__Supplied entries__:
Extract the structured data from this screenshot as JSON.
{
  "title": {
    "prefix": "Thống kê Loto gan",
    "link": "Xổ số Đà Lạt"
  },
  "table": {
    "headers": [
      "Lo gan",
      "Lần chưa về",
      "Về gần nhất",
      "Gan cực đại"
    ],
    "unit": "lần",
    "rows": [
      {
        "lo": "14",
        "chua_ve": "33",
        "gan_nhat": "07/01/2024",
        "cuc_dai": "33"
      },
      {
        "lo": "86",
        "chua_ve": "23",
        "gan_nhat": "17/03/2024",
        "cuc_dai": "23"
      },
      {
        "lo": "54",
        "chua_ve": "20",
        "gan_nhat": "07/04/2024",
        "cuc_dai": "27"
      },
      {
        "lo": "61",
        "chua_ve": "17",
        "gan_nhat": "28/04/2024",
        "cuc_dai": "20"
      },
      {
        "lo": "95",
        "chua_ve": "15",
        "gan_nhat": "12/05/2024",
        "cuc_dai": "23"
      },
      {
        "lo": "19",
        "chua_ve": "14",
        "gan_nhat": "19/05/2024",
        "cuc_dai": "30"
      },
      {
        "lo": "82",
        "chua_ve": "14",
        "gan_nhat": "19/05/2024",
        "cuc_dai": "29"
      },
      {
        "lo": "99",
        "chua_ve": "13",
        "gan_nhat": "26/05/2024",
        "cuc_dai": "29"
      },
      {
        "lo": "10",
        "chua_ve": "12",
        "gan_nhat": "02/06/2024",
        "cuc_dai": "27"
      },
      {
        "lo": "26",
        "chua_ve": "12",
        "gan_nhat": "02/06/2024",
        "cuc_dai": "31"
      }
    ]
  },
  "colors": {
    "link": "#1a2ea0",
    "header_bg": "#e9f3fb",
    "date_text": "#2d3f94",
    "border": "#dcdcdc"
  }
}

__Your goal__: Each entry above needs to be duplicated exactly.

__Result__:
Extract the structured data from this screenshot as JSON.
{
  "title": {
    "prefix": "Thống kê Loto gan",
    "link": "Xổ số Đà Lạt"
  },
  "table": {
    "headers": [
      "Lo gan",
      "Lần chưa về",
      "Về gần nhất",
      "Gan cực đại"
    ],
    "unit": "lần",
    "rows": [
      {
        "lo": "14",
        "chua_ve": "33",
        "gan_nhat": "07/01/2024",
        "cuc_dai": "33"
      },
      {
        "lo": "86",
        "chua_ve": "23",
        "gan_nhat": "17/03/2024",
        "cuc_dai": "23"
      },
      {
        "lo": "54",
        "chua_ve": "20",
        "gan_nhat": "07/04/2024",
        "cuc_dai": "27"
      },
      {
        "lo": "61",
        "chua_ve": "17",
        "gan_nhat": "28/04/2024",
        "cuc_dai": "20"
      },
      {
        "lo": "95",
        "chua_ve": "15",
        "gan_nhat": "12/05/2024",
        "cuc_dai": "23"
      },
      {
        "lo": "19",
        "chua_ve": "14",
        "gan_nhat": "19/05/2024",
        "cuc_dai": "30"
      },
      {
        "lo": "82",
        "chua_ve": "14",
        "gan_nhat": "19/05/2024",
        "cuc_dai": "29"
      },
      {
        "lo": "99",
        "chua_ve": "13",
        "gan_nhat": "26/05/2024",
        "cuc_dai": "29"
      },
      {
        "lo": "10",
        "chua_ve": "12",
        "gan_nhat": "02/06/2024",
        "cuc_dai": "27"
      },
      {
        "lo": "26",
        "chua_ve": "12",
        "gan_nhat": "02/06/2024",
        "cuc_dai": "31"
      }
    ]
  },
  "colors": {
    "link": "#1a2ea0",
    "header_bg": "#e9f3fb",
    "date_text": "#2d3f94",
    "border": "#dcdcdc"
  }
}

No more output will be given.